__Exercise description__
What is wanted is an exact copy of all the entries.

__Data in this exercise__

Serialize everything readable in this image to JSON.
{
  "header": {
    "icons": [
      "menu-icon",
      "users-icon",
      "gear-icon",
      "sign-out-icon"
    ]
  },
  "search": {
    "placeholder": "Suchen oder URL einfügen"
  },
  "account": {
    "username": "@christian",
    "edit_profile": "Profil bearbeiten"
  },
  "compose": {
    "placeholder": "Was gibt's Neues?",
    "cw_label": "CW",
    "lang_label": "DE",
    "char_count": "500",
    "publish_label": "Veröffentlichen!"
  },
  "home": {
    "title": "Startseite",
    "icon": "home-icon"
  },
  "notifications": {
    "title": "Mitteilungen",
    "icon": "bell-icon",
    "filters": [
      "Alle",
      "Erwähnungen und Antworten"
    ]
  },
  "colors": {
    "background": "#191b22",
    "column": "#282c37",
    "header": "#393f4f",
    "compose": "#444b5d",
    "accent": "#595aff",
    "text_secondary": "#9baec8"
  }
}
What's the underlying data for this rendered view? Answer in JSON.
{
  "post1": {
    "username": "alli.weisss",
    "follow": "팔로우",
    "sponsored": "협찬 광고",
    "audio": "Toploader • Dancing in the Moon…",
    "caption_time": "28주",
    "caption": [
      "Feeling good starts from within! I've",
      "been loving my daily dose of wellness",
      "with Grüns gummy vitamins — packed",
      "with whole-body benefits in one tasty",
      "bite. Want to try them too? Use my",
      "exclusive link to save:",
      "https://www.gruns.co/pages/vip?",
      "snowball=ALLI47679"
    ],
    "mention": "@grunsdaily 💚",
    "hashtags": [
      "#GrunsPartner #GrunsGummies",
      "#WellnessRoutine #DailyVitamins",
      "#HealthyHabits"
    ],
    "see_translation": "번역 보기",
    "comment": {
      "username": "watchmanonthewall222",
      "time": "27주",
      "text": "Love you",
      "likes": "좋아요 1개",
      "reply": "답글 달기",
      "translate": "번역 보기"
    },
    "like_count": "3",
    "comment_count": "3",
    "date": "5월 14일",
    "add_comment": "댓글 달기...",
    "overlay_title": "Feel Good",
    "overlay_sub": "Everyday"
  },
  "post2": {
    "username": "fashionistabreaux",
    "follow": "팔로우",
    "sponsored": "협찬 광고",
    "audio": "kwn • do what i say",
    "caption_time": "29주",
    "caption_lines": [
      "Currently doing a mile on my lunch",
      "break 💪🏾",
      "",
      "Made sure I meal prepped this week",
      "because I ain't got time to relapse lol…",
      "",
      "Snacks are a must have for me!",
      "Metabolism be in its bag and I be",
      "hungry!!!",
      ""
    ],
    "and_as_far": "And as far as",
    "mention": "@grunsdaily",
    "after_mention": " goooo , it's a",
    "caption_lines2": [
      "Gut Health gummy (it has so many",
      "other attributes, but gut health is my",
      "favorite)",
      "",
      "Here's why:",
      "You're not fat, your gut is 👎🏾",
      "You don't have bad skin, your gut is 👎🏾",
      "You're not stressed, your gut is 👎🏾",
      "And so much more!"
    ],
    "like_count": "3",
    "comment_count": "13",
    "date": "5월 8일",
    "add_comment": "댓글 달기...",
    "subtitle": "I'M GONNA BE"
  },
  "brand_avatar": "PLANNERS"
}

__Your solution__
Serialize everything readable in this image to JSON.
{
  "header": {
    "icons": [
      "menu-icon",
      "users-icon",
      "gear-icon",
      "sign-out-icon"
    ]
  },
  "search": {
    "placeholder": "Suchen oder URL einfügen"
  },
  "account": {
    "username": "@christian",
    "edit_profile": "Profil bearbeiten"
  },
  "compose": {
    "placeholder": "Was gibt's Neues?",
    "cw_label": "CW",
    "lang_label": "DE",
    "char_count": "500",
    "publish_label": "Veröffentlichen!"
  },
  "home": {
    "title": "Startseite",
    "icon": "home-icon"
  },
  "notifications": {
    "title": "Mitteilungen",
    "icon": "bell-icon",
    "filters": [
      "Alle",
      "Erwähnungen und Antworten"
    ]
  },
  "colors": {
    "background": "#191b22",
    "column": "#282c37",
    "header": "#393f4f",
    "compose": "#444b5d",
    "accent": "#595aff",
    "text_secondary": "#9baec8"
  }
}
What's the underlying data for this rendered view? Answer in JSON.
{
  "post1": {
    "username": "alli.weisss",
    "follow": "팔로우",
    "sponsored": "협찬 광고",
    "audio": "Toploader • Dancing in the Moon…",
    "caption_time": "28주",
    "caption": [
      "Feeling good starts from within! I've",
      "been loving my daily dose of wellness",
      "with Grüns gummy vitamins — packed",
      "with whole-body benefits in one tasty",
      "bite. Want to try them too? Use my",
      "exclusive link to save:",
      "https://www.gruns.co/pages/vip?",
      "snowball=ALLI47679"
    ],
    "mention": "@grunsdaily 💚",
    "hashtags": [
      "#GrunsPartner #GrunsGummies",
      "#WellnessRoutine #DailyVitamins",
      "#HealthyHabits"
    ],
    "see_translation": "번역 보기",
    "comment": {
      "username": "watchmanonthewall222",
      "time": "27주",
      "text": "Love you",
      "likes": "좋아요 1개",
      "reply": "답글 달기",
      "translate": "번역 보기"
    },
    "like_count": "3",
    "comment_count": "3",
    "date": "5월 14일",
    "add_comment": "댓글 달기...",
    "overlay_title": "Feel Good",
    "overlay_sub": "Everyday"
  },
  "post2": {
    "username": "fashionistabreaux",
    "follow": "팔로우",
    "sponsored": "협찬 광고",
    "audio": "kwn • do what i say",
    "caption_time": "29주",
    "caption_lines": [
      "Currently doing a mile on my lunch",
      "break 💪🏾",
      "",
      "Made sure I meal prepped this week",
      "because I ain't got time to relapse lol…",
      "",
      "Snacks are a must have for me!",
      "Metabolism be in its bag and I be",
      "hungry!!!",
      ""
    ],
    "and_as_far": "And as far as",
    "mention": "@grunsdaily",
    "after_mention": " goooo , it's a",
    "caption_lines2": [
      "Gut Health gummy (it has so many",
      "other attributes, but gut health is my",
      "favorite)",
      "",
      "Here's why:",
      "You're not fat, your gut is 👎🏾",
      "You don't have bad skin, your gut is 👎🏾",
      "You're not stressed, your gut is 👎🏾",
      "And so much more!"
    ],
    "like_count": "3",
    "comment_count": "13",
    "date": "5월 8일",
    "add_comment": "댓글 달기...",
    "subtitle": "I'M GONNA BE"
  },
  "brand_avatar": "PLANNERS"
}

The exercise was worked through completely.